• **Exercise**
What is needed is the whole of the data, set down exactly.

• **Records for the task**
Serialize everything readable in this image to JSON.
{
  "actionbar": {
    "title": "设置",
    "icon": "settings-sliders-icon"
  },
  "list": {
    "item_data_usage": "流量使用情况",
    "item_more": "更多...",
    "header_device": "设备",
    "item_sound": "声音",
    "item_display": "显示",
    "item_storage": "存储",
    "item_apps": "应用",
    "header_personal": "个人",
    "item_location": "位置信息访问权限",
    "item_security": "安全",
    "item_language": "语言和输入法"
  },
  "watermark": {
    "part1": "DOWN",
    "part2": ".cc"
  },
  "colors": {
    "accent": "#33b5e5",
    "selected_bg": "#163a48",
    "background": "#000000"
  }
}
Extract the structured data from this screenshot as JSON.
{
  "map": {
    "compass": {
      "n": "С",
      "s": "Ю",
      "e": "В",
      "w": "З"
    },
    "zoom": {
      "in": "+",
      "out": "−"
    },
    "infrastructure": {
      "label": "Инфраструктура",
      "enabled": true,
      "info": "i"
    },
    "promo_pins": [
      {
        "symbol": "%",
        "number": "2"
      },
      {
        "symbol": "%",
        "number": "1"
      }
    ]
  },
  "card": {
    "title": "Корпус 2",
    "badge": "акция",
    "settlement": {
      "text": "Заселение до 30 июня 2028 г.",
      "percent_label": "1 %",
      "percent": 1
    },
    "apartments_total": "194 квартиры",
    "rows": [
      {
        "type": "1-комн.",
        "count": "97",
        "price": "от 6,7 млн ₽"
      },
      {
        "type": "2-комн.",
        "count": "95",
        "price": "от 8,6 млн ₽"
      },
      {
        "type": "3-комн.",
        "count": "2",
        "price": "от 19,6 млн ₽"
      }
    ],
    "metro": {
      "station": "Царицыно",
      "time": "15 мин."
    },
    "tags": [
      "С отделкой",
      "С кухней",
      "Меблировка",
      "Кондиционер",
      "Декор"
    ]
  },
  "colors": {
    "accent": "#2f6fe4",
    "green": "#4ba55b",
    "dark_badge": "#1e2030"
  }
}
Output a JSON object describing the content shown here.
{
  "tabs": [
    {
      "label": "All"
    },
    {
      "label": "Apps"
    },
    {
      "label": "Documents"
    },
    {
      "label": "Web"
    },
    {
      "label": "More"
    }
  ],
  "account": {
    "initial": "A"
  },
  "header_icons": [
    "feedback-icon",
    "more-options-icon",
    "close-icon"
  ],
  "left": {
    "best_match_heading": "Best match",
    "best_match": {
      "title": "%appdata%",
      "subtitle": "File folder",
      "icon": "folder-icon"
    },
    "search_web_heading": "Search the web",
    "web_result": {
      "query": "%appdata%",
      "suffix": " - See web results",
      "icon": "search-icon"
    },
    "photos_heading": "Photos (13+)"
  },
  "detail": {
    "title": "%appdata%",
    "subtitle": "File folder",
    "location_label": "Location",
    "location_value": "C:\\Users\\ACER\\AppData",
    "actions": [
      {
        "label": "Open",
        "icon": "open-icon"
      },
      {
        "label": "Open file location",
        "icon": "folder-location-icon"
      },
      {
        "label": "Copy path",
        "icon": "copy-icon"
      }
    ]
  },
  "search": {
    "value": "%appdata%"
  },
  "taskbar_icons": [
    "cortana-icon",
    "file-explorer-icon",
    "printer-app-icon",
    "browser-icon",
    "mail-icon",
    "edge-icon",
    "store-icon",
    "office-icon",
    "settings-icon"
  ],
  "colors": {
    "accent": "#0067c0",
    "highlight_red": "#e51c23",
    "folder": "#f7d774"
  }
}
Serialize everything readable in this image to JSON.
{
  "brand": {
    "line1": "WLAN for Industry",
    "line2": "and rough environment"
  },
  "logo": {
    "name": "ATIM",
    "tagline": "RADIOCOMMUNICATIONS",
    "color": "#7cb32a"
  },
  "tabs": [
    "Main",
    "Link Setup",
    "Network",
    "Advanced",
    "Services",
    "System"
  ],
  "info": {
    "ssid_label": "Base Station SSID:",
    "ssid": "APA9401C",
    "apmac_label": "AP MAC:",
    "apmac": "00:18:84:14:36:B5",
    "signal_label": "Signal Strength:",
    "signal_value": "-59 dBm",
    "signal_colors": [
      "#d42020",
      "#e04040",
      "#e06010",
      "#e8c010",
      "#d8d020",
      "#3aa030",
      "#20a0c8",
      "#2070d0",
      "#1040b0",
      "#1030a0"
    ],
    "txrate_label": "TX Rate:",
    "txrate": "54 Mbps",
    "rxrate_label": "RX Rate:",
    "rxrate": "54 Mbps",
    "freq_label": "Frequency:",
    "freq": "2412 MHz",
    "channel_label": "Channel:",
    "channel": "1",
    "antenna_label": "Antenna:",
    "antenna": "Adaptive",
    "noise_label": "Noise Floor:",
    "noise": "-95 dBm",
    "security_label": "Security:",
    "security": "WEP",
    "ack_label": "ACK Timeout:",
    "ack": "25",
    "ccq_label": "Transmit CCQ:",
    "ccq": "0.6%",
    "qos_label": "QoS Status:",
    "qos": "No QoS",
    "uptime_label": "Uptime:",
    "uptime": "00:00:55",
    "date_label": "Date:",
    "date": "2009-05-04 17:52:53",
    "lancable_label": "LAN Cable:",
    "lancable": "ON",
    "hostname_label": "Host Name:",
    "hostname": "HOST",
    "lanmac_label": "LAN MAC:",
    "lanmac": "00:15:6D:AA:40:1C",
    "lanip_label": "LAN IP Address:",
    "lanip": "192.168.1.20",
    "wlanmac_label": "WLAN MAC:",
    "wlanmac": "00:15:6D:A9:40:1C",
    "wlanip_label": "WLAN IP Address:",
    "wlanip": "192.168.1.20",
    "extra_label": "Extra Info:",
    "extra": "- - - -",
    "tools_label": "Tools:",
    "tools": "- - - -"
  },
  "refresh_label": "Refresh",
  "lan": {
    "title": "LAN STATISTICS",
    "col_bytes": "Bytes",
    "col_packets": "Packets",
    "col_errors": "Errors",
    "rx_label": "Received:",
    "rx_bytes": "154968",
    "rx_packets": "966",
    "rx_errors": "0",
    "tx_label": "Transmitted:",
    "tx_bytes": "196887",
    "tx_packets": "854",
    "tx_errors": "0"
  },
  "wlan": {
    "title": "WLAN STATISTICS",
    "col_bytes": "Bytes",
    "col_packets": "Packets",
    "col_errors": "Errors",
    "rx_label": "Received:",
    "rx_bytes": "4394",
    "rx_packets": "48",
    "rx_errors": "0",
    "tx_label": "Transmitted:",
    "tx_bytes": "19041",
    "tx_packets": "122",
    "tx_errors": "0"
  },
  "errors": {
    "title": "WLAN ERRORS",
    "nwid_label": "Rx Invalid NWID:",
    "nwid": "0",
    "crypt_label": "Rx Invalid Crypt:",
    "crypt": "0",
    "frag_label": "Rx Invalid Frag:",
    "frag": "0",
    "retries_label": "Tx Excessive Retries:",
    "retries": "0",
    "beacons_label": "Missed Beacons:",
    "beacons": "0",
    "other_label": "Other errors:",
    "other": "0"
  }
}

• **Response to the task**
Serialize everything readable in this image to JSON.
{
  "actionbar": {
    "title": "设置",
    "icon": "settings-sliders-icon"
  },
  "list": {
    "item_data_usage": "流量使用情况",
    "item_more": "更多...",
    "header_device": "设备",
    "item_sound": "声音",
    "item_display": "显示",
    "item_storage": "存储",
    "item_apps": "应用",
    "header_personal": "个人",
    "item_location": "位置信息访问权限",
    "item_security": "安全",
    "item_language": "语言和输入法"
  },
  "watermark": {
    "part1": "DOWN",
    "part2": ".cc"
  },
  "colors": {
    "accent": "#33b5e5",
    "selected_bg": "#163a48",
    "background": "#000000"
  }
}
Extract the structured data from this screenshot as JSON.
{
  "map": {
    "compass": {
      "n": "С",
      "s": "Ю",
      "e": "В",
      "w": "З"
    },
    "zoom": {
      "in": "+",
      "out": "−"
    },
    "infrastructure": {
      "label": "Инфраструктура",
      "enabled": true,
      "info": "i"
    },
    "promo_pins": [
      {
        "symbol": "%",
        "number": "2"
      },
      {
        "symbol": "%",
        "number": "1"
      }
    ]
  },
  "card": {
    "title": "Корпус 2",
    "badge": "акция",
    "settlement": {
      "text": "Заселение до 30 июня 2028 г.",
      "percent_label": "1 %",
      "percent": 1
    },
    "apartments_total": "194 квартиры",
    "rows": [
      {
        "type": "1-комн.",
        "count": "97",
        "price": "от 6,7 млн ₽"
      },
      {
        "type": "2-комн.",
        "count": "95",
        "price": "от 8,6 млн ₽"
      },
      {
        "type": "3-комн.",
        "count": "2",
        "price": "от 19,6 млн ₽"
      }
    ],
    "metro": {
      "station": "Царицыно",
      "time": "15 мин."
    },
    "tags": [
      "С отделкой",
      "С кухней",
      "Меблировка",
      "Кондиционер",
      "Декор"
    ]
  },
  "colors": {
    "accent": "#2f6fe4",
    "green": "#4ba55b",
    "dark_badge": "#1e2030"
  }
}
Output a JSON object describing the content shown here.
{
  "tabs": [
    {
      "label": "All"
    },
    {
      "label": "Apps"
    },
    {
      "label": "Documents"
    },
    {
      "label": "Web"
    },
    {
      "label": "More"
    }
  ],
  "account": {
    "initial": "A"
  },
  "header_icons": [
    "feedback-icon",
    "more-options-icon",
    "close-icon"
  ],
  "left": {
    "best_match_heading": "Best match",
    "best_match": {
      "title": "%appdata%",
      "subtitle": "File folder",
      "icon": "folder-icon"
    },
    "search_web_heading": "Search the web",
    "web_result": {
      "query": "%appdata%",
      "suffix": " - See web results",
      "icon": "search-icon"
    },
    "photos_heading": "Photos (13+)"
  },
  "detail": {
    "title": "%appdata%",
    "subtitle": "File folder",
    "location_label": "Location",
    "location_value": "C:\\Users\\ACER\\AppData",
    "actions": [
      {
        "label": "Open",
        "icon": "open-icon"
      },
      {
        "label": "Open file location",
        "icon": "folder-location-icon"
      },
      {
        "label": "Copy path",
        "icon": "copy-icon"
      }
    ]
  },
  "search": {
    "value": "%appdata%"
  },
  "taskbar_icons": [
    "cortana-icon",
    "file-explorer-icon",
    "printer-app-icon",
    "browser-icon",
    "mail-icon",
    "edge-icon",
    "store-icon",
    "office-icon",
    "settings-icon"
  ],
  "colors": {
    "accent": "#0067c0",
    "highlight_red": "#e51c23",
    "folder": "#f7d774"
  }
}
Serialize everything readable in this image to JSON.
{
  "brand": {
    "line1": "WLAN for Industry",
    "line2": "and rough environment"
  },
  "logo": {
    "name": "ATIM",
    "tagline": "RADIOCOMMUNICATIONS",
    "color": "#7cb32a"
  },
  "tabs": [
    "Main",
    "Link Setup",
    "Network",
    "Advanced",
    "Services",
    "System"
  ],
  "info": {
    "ssid_label": "Base Station SSID:",
    "ssid": "APA9401C",
    "apmac_label": "AP MAC:",
    "apmac": "00:18:84:14:36:B5",
    "signal_label": "Signal Strength:",
    "signal_value": "-59 dBm",
    "signal_colors": [
      "#d42020",
      "#e04040",
      "#e06010",
      "#e8c010",
      "#d8d020",
      "#3aa030",
      "#20a0c8",
      "#2070d0",
      "#1040b0",
      "#1030a0"
    ],
    "txrate_label": "TX Rate:",
    "txrate": "54 Mbps",
    "rxrate_label": "RX Rate:",
    "rxrate": "54 Mbps",
    "freq_label": "Frequency:",
    "freq": "2412 MHz",
    "channel_label": "Channel:",
    "channel": "1",
    "antenna_label": "Antenna:",
    "antenna": "Adaptive",
    "noise_label": "Noise Floor:",
    "noise": "-95 dBm",
    "security_label": "Security:",
    "security": "WEP",
    "ack_label": "ACK Timeout:",
    "ack": "25",
    "ccq_label": "Transmit CCQ:",
    "ccq": "0.6%",
    "qos_label": "QoS Status:",
    "qos": "No QoS",
    "uptime_label": "Uptime:",
    "uptime": "00:00:55",
    "date_label": "Date:",
    "date": "2009-05-04 17:52:53",
    "lancable_label": "LAN Cable:",
    "lancable": "ON",
    "hostname_label": "Host Name:",
    "hostname": "HOST",
    "lanmac_label": "LAN MAC:",
    "lanmac": "00:15:6D:AA:40:1C",
    "lanip_label": "LAN IP Address:",
    "lanip": "192.168.1.20",
    "wlanmac_label": "WLAN MAC:",
    "wlanmac": "00:15:6D:A9:40:1C",
    "wlanip_label": "WLAN IP Address:",
    "wlanip": "192.168.1.20",
    "extra_label": "Extra Info:",
    "extra": "- - - -",
    "tools_label": "Tools:",
    "tools": "- - - -"
  },
  "refresh_label": "Refresh",
  "lan": {
    "title": "LAN STATISTICS",
    "col_bytes": "Bytes",
    "col_packets": "Packets",
    "col_errors": "Errors",
    "rx_label": "Received:",
    "rx_bytes": "154968",
    "rx_packets": "966",
    "rx_errors": "0",
    "tx_label": "Transmitted:",
    "tx_bytes": "196887",
    "tx_packets": "854",
    "tx_errors": "0"
  },
  "wlan": {
    "title": "WLAN STATISTICS",
    "col_bytes": "Bytes",
    "col_packets": "Packets",
    "col_errors": "Errors",
    "rx_label": "Received:",
    "rx_bytes": "4394",
    "rx_packets": "48",
    "rx_errors": "0",
    "tx_label": "Transmitted:",
    "tx_bytes": "19041",
    "tx_packets": "122",
    "tx_errors": "0"
  },
  "errors": {
    "title": "WLAN ERRORS",
    "nwid_label": "Rx Invalid NWID:",
    "nwid": "0",
    "crypt_label": "Rx Invalid Crypt:",
    "crypt": "0",
    "frag_label": "Rx Invalid Frag:",
    "frag": "0",
    "retries_label": "Tx Excessive Retries:",
    "retries": "0",
    "beacons_label": "Missed Beacons:",
    "beacons": "0",
    "other_label": "Other errors:",
    "other": "0"
  }
}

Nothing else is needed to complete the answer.